Warden athletics get set for return under revised WIAA guidelines
Warden High School athletics power towards returning after revisions to the return to play guidelines released by the WIAA earlier this month.
Casey McCarthy/The Sun Tribune
Programs await final approval for a return to action in Warden after revisions to the return-to-play guidelines released by the WIAA earlier this month.
Staff Writer | October 24, 2020 1:00 AM
The Washington Interscholastic Activities Association revised the guidelines for school-based sports and activities returning last week. The new guidelines will no longer follow the phases of the Governor’s Safe Start Plan, but be based upon COVID-19 cases per 100,000 residents as well the percentage of positive tests, with guidance from the Department of Health.
The WIAA hopes to continue to work with decision-makers on recategorizing some high-risk activities as moderate risk, making restarting activities and events more accessible. Guideline changes are intended to hopefully give added flexibility for school administrators to meet the needs of their communities and students.
County benchmarks will be used to help determine which activities and sports can become available based on COVID-19 activity. This breaks down into a three-tier system based on high, moderate, to low risk.
High-risk categorization comes when a county has more than 75 cases per 100,000 over the last 14 days, or a higher than 5 percent positivity rate. In this category, teams practices and training can resume for all activities as long as participants are limited to groups of six separated by a buffer area, with limited close contact acceptable.
Any league, group, or organization must publish the return-to-play guidelines it will follow for safely returning to activity. Scrimmages and intra-squad competitions can resume for low-risk activities, but is discouraged if schools are not conducting some in-person learning.
No tournaments are allowed, and no spectators other than one parent/guardian/caregiver for each participant.
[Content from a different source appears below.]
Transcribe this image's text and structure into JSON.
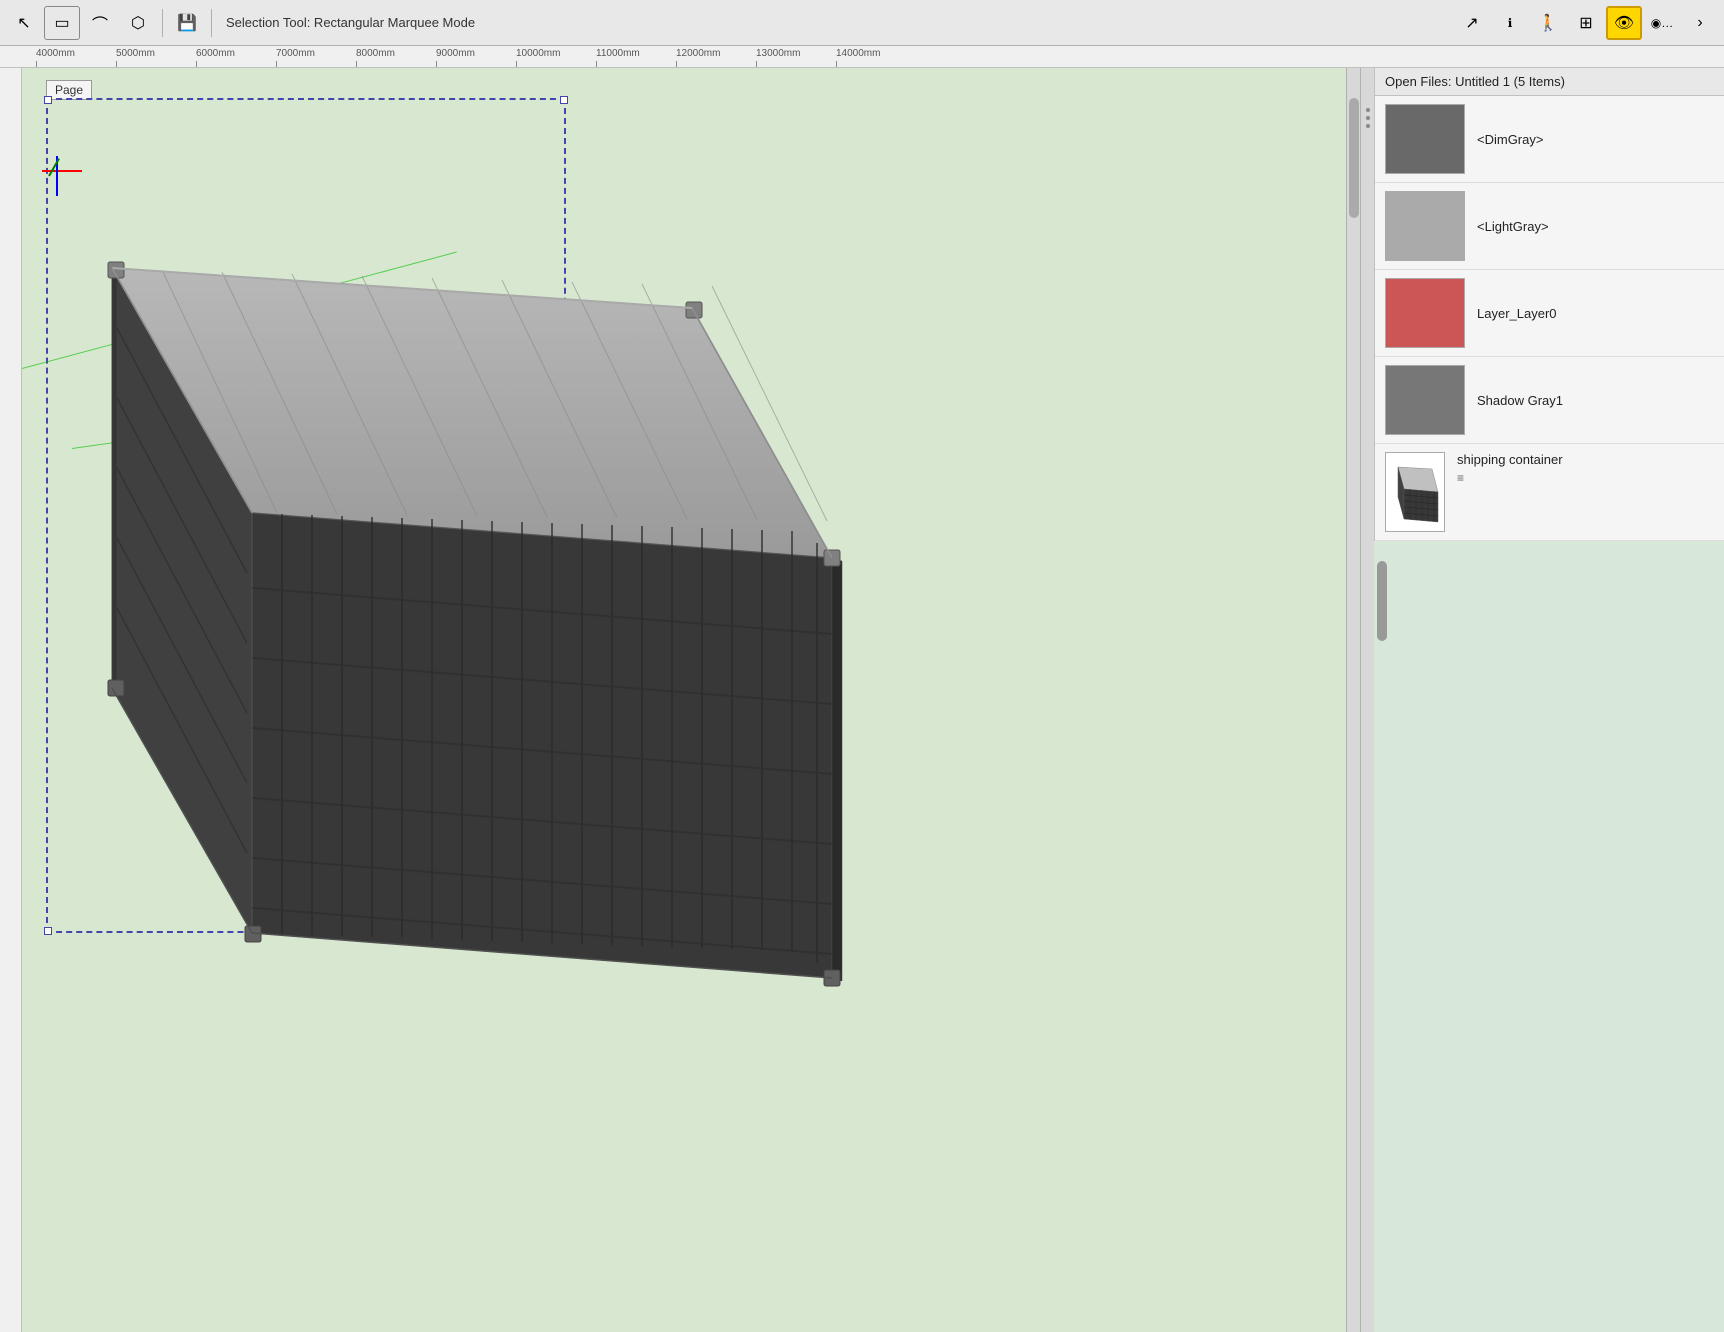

Moderate risk qualification involves having between 25 and 75 cases per 100,000 people over the last two weeks and a positivity rate below 5 percent. Competition can be held for both low and moderate-risk activities and sports in this standing. High-risk tournament and spectator limits still apply.
With cases below 25 per 100,000 and a positivity rate below 5 percent, counties enter the low-risk qualification. Activities can resume for all risk categories in this tier, including tournaments. Spectators are allowed to return following the safety measures from the Safe Start Plan.
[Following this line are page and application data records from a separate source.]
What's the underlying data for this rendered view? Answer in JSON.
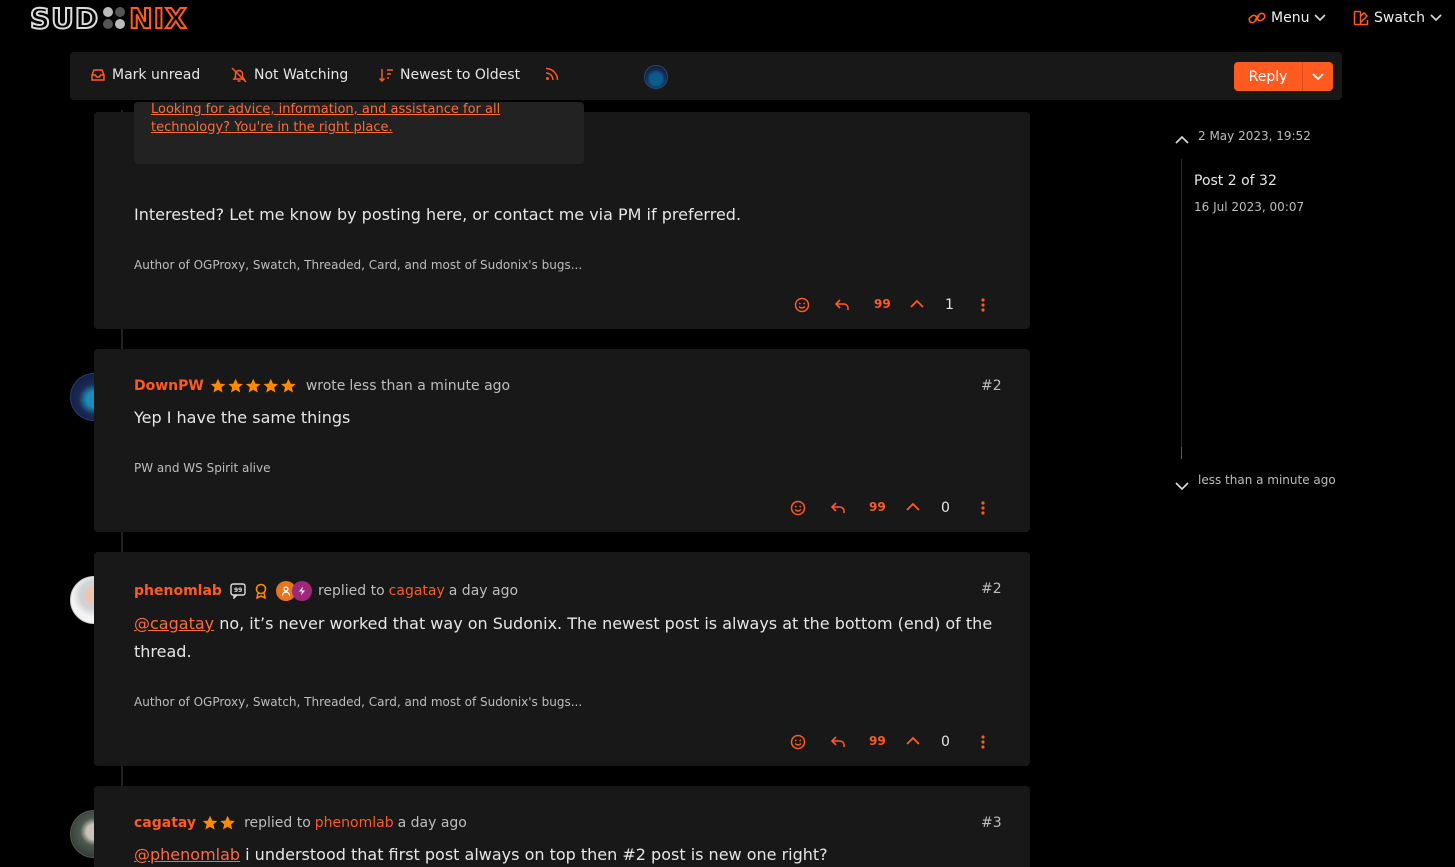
{
  "brand": {
    "logo_part1": "SUD",
    "logo_part2": "NIX"
  },
  "topnav": {
    "menu_label": "Menu",
    "swatch_label": "Swatch"
  },
  "toolbar": {
    "mark_unread": "Mark unread",
    "watching": "Not Watching",
    "sort": "Newest to Oldest",
    "reply": "Reply"
  },
  "colors": {
    "accent": "#ff5a1f",
    "card_bg": "#181818",
    "page_bg": "#000000",
    "online": "#2e9e4a"
  },
  "posts": [
    {
      "quote_link_line1": "Looking for advice, information, and assistance for all",
      "quote_link_line2": "technology? You're in the right place.",
      "content": "Interested? Let me know by posting here, or contact me via PM if preferred.",
      "signature": "Author of OGProxy, Swatch, Threaded, Card, and most of Sudonix's bugs...",
      "votes": "1"
    },
    {
      "author": "DownPW",
      "stars": 5,
      "action": "wrote",
      "time": "less than a minute ago",
      "number": "#2",
      "content": "Yep I have the same things",
      "signature": "PW and WS Spirit alive",
      "votes": "0"
    },
    {
      "author": "phenomlab",
      "action": "replied to",
      "reply_to": "cagatay",
      "time": "a day ago",
      "number": "#2",
      "mention": "@cagatay",
      "content_line1": " no, it’s never worked that way on Sudonix. The newest post is always at the bottom (end) of the",
      "content_line2": "thread.",
      "signature": "Author of OGProxy, Swatch, Threaded, Card, and most of Sudonix's bugs...",
      "votes": "0"
    },
    {
      "author": "cagatay",
      "stars": 2,
      "action": "replied to",
      "reply_to": "phenomlab",
      "time": "a day ago",
      "number": "#3",
      "mention": "@phenomlab",
      "content": " i understood that first post always on top then #2 post is new one right?"
    }
  ],
  "quote_label": "99",
  "sidebar": {
    "start_date": "2 May 2023, 19:52",
    "position": "Post 2 of 32",
    "position_date": "16 Jul 2023, 00:07",
    "end_date": "less than a minute ago"
  }
}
Low-risk activities include: cross country, golf, sideline/no-contact cheerleading and dance, swimming and diving, tennis, and track and field. Moderate-risk activities now include: baseball, bowling, gymnastics, soccer, softball and volleyball. High-risk activities include: basketball, cheerleading and dance with contact, football and wrestling.
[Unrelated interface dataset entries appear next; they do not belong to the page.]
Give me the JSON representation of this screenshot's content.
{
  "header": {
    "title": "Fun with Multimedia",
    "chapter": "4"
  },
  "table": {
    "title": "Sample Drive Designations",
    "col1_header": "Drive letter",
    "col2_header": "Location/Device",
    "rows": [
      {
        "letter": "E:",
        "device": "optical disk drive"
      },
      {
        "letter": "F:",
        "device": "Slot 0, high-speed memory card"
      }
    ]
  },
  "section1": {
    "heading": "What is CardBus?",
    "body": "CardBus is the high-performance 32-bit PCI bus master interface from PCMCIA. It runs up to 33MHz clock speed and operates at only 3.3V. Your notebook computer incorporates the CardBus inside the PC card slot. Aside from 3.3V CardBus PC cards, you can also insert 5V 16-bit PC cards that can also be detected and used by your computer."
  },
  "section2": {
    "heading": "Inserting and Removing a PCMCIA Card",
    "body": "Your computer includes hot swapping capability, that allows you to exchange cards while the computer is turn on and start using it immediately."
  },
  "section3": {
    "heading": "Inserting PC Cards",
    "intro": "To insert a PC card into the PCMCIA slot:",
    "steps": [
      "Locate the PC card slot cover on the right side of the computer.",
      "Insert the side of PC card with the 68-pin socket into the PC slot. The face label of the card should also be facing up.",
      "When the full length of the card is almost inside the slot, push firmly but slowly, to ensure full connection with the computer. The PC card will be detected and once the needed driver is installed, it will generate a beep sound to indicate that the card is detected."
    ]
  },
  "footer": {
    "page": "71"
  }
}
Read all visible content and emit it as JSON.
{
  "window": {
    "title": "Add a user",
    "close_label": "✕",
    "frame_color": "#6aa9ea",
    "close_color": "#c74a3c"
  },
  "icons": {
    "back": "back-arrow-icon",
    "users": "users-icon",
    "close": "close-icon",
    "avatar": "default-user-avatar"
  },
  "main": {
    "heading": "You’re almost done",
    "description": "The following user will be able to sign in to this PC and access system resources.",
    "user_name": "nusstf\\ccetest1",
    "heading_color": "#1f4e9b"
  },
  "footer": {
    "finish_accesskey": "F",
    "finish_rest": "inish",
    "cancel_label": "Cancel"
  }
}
Warden High School Athletic Director Gary Brandt said he met with Warden School Superintendent David LaBounty and some coaches from the district after the recent guideline changes to discuss a plan for moving forward.
Brandt said the move started with getting the word out to coaches, and offering the chance for any interested program to begin making a plan for a return to action.
“Treat it like a summer 2.0,” Brandt said. “Nobody was required to do anything, but those that wished to were asked to review those guidelines, both general guidelines and sports-specific ones, carefully, and submit a plan for how they were going to conduct sessions under the new rules.”
Plans would then be passed on to Brandt, the school nurse and the district office to be approved. Five programs so far have submitted plans and are just waiting on approval from the district to begin activity.
He said he’s hoping teams can get things started by the end of the week. Students prepare to hopefully return soon to in-person classes in Warden, with the student body separated into two cohorts. Brandt said students from the two cohorts won’t be able to mix together for athletics activities at this time.
“We’re not going to mix those cohorts with these workouts until we get a little further down the line,” Brandt said. “I think it will be beneficial. If nothing else, I think the kids needed an opportunity to get out and move a little bit.”
He said he assumes there’s quite a few athletes that will need to catch up on conditioning after the extended time off. Both students and coaches have been catching up on getting training and medical forms finished up before activities begin again shortly.
Brandt said he has been keeping an eye on the COVID-19 numbers for the county, keeping track of how close we are to easing up restrictions. He said he’ll be meeting with the district league later this week for a discussion. Moving forward, he said, it is just a matter of monitoring the information and changes as they come down the pike.